hospitality branding agency

A Branding Agency That Didn’t Do Its Own Branding? Huh?

Share on FacebookShare on Google+Tweet about this on TwitterShare on LinkedInShare on StumbleUpon

3 reasons (and a 4th) why we didn’t do our own branding, and why you shouldn’t either.

It’s one of the most daunting exercises any company can go through– creating a new website presence. And, as exciting as it was for us to shelve the old version of who we were and what we did because we had grown way past it, starting the process anew was a big, highly visible job added to an already busy list.

Now, keep in mind that, unlike most companies, we already had all of the resources at-hand to be able to do the deal, soup-to-nuts: Branding, writing, design, front end, and back end development.

A Hospitality Branding Agency True Story

It’s what we do for our clients on a daily basis, so why not do it, ourselves?

We could have. In fact, all of our staff have been involved in self-branding projects in addition to countless efforts for other companies. Which is exactly why we decided to follow our own advice (and gut) and source an outside firm. Here’s why:

1. Their objective perspective kept us from falling into our own “love language.”

hospitality branding agency

Everybody loves their own stuff. It’s part of human nature. Challenge is, to connect with other clients and customers who speak their own language, using our own “love language” isn’t valuable in delving into what you honestly do best and worst, and you end up regurgitating your same pat-on-the-back mantras, instead of gleaning objective truths and insights, which we did.

2. Outsourcing kept us on task and timeline. It made it a real job, not a pet project.

When you’re close to something, the intense passion and perspective can lead to paralysis by analysis and not letting go. Because you live and breathe the internal, unspoken story, there’s a natural disconnect between what you feel and what the outside world will see. You can partially bridge that with branding and communication, but, in most cases, the efforts to unify those pieces become endless. The firm we sourced held us to specific objectives and timelines that kept our creative minds from wandering into the infinite oblivion of possibility. We keep our clients to a budget, we lived by the same rule, and finished (pretty close ;-)) to our expectations.

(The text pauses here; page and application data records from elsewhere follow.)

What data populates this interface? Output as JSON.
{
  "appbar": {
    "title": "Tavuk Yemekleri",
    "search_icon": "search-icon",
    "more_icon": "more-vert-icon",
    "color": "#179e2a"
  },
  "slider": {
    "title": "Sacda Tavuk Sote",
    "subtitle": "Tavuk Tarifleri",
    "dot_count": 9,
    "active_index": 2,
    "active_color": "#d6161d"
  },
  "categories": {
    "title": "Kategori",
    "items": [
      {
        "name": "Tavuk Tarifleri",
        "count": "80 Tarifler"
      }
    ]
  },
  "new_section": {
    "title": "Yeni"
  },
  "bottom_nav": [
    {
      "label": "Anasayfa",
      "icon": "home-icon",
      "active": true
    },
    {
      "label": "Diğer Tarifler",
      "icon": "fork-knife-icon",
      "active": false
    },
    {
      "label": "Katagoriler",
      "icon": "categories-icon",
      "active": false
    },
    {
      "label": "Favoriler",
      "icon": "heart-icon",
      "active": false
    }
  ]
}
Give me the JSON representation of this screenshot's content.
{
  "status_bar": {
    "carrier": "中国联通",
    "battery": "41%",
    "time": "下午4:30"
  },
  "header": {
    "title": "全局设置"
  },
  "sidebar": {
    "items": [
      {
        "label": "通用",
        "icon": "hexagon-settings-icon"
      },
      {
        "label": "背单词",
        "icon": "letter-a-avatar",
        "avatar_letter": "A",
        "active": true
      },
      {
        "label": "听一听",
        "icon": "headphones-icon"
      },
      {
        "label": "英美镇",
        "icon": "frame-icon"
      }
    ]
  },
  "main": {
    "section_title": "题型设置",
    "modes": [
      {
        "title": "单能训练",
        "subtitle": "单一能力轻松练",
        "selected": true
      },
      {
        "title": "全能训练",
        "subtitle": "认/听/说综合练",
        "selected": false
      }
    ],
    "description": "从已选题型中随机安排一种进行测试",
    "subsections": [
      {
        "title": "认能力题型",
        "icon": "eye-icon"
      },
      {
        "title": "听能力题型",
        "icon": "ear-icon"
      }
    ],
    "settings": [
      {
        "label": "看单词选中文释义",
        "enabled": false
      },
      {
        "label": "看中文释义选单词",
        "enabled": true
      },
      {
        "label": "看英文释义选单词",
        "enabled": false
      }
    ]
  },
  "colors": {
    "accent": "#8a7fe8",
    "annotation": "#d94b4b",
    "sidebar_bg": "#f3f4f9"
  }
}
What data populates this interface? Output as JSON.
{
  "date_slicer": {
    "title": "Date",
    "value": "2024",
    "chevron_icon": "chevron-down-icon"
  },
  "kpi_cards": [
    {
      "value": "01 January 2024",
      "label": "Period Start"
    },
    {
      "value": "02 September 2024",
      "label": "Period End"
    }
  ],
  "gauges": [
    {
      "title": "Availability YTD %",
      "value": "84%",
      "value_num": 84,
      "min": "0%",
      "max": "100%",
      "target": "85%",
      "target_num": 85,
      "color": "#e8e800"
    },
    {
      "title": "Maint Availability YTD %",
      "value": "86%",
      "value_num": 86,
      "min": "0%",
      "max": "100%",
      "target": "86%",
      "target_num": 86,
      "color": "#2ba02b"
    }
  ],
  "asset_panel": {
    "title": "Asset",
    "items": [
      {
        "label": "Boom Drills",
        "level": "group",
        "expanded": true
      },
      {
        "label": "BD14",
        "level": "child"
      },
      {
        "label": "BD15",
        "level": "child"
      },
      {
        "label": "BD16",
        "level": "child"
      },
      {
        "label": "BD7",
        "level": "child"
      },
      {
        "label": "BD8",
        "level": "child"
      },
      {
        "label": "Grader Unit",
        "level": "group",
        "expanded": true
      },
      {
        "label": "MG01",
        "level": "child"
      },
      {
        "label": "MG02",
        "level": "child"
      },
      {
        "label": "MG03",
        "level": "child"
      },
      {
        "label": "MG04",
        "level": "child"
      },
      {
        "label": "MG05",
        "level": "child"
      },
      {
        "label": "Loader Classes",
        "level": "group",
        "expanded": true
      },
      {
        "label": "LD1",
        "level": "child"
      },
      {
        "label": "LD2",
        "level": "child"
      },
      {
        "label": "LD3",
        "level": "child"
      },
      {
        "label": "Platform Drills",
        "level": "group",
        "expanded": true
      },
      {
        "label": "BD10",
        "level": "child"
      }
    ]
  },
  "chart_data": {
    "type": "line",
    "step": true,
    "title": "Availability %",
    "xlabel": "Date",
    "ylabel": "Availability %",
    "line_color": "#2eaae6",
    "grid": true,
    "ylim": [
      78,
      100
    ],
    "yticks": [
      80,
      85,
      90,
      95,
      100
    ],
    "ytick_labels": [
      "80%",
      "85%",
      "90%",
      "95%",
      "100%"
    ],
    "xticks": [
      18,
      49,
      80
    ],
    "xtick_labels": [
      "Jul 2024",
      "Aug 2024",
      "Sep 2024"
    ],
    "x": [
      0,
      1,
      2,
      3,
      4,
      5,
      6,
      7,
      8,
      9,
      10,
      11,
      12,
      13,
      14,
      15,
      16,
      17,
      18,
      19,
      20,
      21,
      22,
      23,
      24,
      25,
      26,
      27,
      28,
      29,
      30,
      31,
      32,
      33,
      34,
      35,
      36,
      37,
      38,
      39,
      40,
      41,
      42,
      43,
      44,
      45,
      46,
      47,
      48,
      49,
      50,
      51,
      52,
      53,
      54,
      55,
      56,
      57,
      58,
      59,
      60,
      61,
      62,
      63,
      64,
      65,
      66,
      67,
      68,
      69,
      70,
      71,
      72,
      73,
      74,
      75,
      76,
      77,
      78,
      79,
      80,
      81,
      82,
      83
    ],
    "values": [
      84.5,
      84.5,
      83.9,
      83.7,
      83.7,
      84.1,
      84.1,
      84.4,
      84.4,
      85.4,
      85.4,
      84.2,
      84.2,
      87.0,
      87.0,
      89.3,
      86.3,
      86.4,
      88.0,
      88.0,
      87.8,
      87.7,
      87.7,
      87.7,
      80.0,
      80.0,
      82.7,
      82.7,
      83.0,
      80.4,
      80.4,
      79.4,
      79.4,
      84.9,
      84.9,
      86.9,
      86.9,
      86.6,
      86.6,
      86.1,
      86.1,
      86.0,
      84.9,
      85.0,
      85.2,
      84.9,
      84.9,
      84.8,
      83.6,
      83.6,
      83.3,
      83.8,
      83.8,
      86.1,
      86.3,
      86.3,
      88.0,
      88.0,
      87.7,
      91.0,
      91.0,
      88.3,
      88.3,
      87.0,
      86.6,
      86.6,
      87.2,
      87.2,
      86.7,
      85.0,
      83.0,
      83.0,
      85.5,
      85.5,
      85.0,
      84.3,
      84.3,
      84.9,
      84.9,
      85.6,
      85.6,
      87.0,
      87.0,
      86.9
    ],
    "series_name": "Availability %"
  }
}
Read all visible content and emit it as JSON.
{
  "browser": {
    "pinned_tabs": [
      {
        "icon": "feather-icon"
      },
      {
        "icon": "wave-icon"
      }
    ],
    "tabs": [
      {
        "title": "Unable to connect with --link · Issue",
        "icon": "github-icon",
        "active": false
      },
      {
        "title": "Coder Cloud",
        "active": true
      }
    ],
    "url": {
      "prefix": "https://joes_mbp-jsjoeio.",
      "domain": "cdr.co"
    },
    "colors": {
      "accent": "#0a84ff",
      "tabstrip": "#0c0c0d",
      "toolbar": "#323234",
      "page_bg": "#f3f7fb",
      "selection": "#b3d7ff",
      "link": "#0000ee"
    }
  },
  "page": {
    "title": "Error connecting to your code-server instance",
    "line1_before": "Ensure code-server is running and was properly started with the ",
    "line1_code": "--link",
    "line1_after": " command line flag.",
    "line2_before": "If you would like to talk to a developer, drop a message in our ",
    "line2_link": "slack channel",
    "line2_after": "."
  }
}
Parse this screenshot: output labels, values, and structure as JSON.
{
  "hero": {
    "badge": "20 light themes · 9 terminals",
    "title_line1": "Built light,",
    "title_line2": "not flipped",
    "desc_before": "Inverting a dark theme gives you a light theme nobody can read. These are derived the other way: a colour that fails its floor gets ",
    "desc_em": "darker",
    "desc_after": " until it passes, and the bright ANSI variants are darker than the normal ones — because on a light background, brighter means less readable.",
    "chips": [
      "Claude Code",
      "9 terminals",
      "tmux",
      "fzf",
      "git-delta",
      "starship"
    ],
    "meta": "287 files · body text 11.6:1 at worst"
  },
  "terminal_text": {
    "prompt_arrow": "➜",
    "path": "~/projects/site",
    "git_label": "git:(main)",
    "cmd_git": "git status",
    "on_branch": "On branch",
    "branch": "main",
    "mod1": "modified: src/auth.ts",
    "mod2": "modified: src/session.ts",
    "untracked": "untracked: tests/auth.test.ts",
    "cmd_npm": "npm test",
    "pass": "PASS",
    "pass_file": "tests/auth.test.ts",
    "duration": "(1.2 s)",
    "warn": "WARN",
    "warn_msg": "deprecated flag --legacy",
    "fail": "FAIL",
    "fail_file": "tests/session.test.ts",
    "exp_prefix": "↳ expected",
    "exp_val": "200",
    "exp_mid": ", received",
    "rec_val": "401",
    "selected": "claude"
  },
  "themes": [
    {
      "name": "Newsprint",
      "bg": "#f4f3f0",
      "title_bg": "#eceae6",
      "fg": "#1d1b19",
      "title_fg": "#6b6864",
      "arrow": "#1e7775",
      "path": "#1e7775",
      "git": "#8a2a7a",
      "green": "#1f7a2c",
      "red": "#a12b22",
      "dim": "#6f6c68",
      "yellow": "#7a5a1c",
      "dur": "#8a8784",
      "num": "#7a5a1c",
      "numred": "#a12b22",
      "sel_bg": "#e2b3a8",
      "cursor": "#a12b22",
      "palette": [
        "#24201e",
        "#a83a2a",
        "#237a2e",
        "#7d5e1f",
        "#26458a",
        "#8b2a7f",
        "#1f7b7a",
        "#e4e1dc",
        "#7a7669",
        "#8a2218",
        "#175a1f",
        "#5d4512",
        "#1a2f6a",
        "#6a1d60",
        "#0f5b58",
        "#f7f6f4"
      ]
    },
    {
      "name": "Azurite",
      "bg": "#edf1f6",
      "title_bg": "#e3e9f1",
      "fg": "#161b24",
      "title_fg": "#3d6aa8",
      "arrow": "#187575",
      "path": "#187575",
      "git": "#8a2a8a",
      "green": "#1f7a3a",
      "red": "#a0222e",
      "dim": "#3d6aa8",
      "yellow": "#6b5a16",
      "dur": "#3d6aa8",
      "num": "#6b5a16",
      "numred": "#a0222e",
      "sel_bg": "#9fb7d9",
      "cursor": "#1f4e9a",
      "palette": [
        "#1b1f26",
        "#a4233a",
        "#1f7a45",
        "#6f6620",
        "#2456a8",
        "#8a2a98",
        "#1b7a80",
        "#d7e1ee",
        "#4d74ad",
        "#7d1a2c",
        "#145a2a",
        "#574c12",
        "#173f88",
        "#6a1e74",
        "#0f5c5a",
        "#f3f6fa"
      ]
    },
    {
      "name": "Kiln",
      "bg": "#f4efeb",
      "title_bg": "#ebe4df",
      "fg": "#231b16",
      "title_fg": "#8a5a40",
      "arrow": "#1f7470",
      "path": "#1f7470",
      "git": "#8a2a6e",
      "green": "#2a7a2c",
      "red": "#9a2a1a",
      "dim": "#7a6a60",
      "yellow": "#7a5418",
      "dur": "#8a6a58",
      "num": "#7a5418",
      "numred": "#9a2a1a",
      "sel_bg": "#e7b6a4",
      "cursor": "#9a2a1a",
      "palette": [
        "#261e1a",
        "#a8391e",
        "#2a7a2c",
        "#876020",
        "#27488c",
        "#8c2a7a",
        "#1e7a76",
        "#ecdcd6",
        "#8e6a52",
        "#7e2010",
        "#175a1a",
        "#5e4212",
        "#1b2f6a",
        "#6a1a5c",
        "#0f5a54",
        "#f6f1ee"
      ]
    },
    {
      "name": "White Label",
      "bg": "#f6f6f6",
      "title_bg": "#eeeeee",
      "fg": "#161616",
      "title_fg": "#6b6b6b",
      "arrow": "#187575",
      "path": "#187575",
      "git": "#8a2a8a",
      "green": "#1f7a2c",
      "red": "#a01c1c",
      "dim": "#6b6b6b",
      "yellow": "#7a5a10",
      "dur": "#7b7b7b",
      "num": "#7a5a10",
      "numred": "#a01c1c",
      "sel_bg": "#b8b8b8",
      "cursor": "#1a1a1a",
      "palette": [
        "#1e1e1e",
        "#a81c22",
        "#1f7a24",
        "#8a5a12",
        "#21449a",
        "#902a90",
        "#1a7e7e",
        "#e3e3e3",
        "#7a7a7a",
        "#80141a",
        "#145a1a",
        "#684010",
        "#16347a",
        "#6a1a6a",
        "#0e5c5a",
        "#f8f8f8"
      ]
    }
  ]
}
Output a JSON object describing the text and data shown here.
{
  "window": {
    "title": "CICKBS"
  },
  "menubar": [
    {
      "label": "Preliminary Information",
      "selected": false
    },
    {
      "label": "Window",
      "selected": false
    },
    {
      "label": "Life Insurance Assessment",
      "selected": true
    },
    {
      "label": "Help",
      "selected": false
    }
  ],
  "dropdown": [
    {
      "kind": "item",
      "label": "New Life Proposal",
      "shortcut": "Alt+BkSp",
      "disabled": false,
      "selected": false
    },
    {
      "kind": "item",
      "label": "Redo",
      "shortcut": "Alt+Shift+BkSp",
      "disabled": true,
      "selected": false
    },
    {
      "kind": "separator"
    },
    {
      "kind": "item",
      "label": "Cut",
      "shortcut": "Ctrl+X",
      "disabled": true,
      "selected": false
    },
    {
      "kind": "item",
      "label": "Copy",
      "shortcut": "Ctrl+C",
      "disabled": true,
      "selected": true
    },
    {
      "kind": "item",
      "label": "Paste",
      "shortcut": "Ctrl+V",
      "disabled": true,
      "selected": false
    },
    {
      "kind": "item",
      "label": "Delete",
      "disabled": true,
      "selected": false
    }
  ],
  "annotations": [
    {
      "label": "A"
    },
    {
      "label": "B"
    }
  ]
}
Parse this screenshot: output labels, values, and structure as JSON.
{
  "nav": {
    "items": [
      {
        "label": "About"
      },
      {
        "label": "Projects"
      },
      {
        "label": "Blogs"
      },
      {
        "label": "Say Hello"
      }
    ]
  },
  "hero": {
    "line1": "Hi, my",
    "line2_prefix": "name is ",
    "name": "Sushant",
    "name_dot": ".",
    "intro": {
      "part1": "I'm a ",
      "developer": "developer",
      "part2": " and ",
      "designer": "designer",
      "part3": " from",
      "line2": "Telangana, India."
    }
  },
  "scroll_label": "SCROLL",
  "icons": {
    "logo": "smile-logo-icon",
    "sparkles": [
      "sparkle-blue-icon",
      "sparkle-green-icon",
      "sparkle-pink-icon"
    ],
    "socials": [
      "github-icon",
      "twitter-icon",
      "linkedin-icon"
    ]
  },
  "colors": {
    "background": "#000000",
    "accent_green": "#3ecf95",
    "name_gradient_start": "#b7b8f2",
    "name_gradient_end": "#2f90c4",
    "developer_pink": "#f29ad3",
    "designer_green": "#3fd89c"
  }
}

Improve Your Lifestyle Company’s Brand AND Bottom Line >>

3. We were able to focus on our most important work: That for our clients.

Even though the messaging of our new capabilities, philosophies, and story in our website was key to broadening our client scope and future business, we were determined not to neglect the partners who had been instrumental in getting us to this point. Most of the time, agency leadership tasks the team to work on self-promotion projects such as this in off-hours as “passion projects.” Although the idea is an exciting one, the balance of the two eventually tips to favor one side or the other, with the lower see-saw missing out on time, energy and talent. This compromise can be costly. Because of our decision, we were able to conduct some of our largest client projects while simultaneously re-branding ourselves.

P.S. Bonus #4: We traded branding services, resulting in no out-of-pocket costs.

Through conversations with a neighboring agency (who shares our passion for honest branding but doesn’t conflict with our client list), we discovered that they were considering undertaking the same exercise. Switching client and agency “sides” not only was a great brain stretch, but it resulted in each of us refining our brand exploration techniques.

We truly want to thank Four Fin Creative –our mutual muses, story checkers, and no-B.S. brand believers– for engaging in this win-win. We learned a lot about each other, and ourselves.

What You Can Do Today: We’re going to help make sure this blog doesn’t sit there like a log for you. Action is one of the keys to an idea, and here’s something simple you can do, today, to define your brand. Start to work out your USP (Unique Selling Proposition). Write down what you do best. When you’re done, do the same for your competitors. Now compare lists. Cross off the common things you can’t beat them on. If it’s a tie, and you can describe your offering differently, leave it on. If it’s a tie and they’re talking about it on their site, blog and all their communications, maybe battle elsewhere, unless you’re ready for a fight. Stuck? We can help facilitate the process. And it’s a blast!


No Comments

Sorry, the comment form is closed at this time.

WordPress Video Lightbox